One of my oldest friends is a chess champion. Some time in the mid-naughties, he told me that he started making regular income from online poker. ‘It’s all about playing the odds,’ he said, ‘and beating the bad players. If you don’t get emotional, over time, statistically, you win.’ And when I inquired how much: ‘It comes down to about 30-40 euros an hour.’
I wasn’t sure if I found this glamorous or dreary. Making money this way seemed atypical, bohemian, and smart – in line with my friend’s overall character. I admired him for it. On the other, the details were not attractive, and the return ultimately mediocre: you stare at a screen all night, computing statistics, for 30-40 euros an hour – strip down the glamour, how does that radically differ from an accounting job?
Today, I read a chapter of Nate Silver’s The Signal and the Noise about poker players. People picked up the game as a full time source of income during boom times in the US. Regulations against online gambling eventually killed opportunities: they were able to continue through offshore websites, but only the better players remained, while the bad ones went, raising the bar of competition too high for most.

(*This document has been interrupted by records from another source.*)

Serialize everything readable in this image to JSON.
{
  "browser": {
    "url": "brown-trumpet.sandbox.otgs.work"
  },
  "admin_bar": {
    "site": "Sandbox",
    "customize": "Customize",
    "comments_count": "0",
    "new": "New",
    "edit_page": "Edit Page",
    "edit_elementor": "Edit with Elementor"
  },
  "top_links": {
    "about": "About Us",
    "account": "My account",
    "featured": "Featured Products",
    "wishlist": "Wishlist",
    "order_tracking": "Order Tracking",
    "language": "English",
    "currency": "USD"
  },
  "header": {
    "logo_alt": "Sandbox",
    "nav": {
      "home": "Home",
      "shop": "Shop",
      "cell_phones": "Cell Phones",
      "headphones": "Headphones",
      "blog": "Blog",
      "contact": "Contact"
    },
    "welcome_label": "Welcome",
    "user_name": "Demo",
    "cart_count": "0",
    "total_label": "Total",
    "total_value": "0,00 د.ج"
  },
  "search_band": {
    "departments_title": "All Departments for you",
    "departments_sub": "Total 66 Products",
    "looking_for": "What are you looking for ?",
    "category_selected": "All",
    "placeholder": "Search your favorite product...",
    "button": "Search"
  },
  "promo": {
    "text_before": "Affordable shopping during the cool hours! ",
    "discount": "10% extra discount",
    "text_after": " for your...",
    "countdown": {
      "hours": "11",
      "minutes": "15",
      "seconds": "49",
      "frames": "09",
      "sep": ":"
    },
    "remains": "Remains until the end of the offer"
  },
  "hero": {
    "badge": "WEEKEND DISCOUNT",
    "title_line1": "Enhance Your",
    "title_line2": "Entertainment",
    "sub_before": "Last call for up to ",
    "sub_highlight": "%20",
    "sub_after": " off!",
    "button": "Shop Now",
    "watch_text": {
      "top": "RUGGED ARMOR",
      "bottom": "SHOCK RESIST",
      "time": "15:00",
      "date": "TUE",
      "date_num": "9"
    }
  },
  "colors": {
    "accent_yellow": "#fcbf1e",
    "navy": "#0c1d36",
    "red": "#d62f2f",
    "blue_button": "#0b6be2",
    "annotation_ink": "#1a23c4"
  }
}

One thing I enjoyed about Nate Silver’s book is that he never questions the ethical dimension of online poker as a source of income – thus avoiding moralistic rabbit holes, and leaving space for articulated thinking on probabilities and risk=taking. After reading him, thinking back of my friends, I wonder about my own puritanical emotions. Surely, making a living from online gambling is not entirely right – it’s a parasitic activity, nothing is created, no social value arises. Yet there are other ways to look at it.
For one, it’s allowed, it’s fun, and it does open opportunities to smart, atypical, bohemian types to make a living – or even a fortune – in their own way. David Walsh gambled, then opened Mona. Social benefits may take indirect routes, if we let them.
More arrestingly, gambling may teach us something, whether we take part, or observe. It provides clear, direct incentives to be smart, understand bluff, and think probabilistically. It creates an immediate economic need for intelligent behaviour. I can think of a few settings where this would be desirable. Maybe that’s a future for applied maths?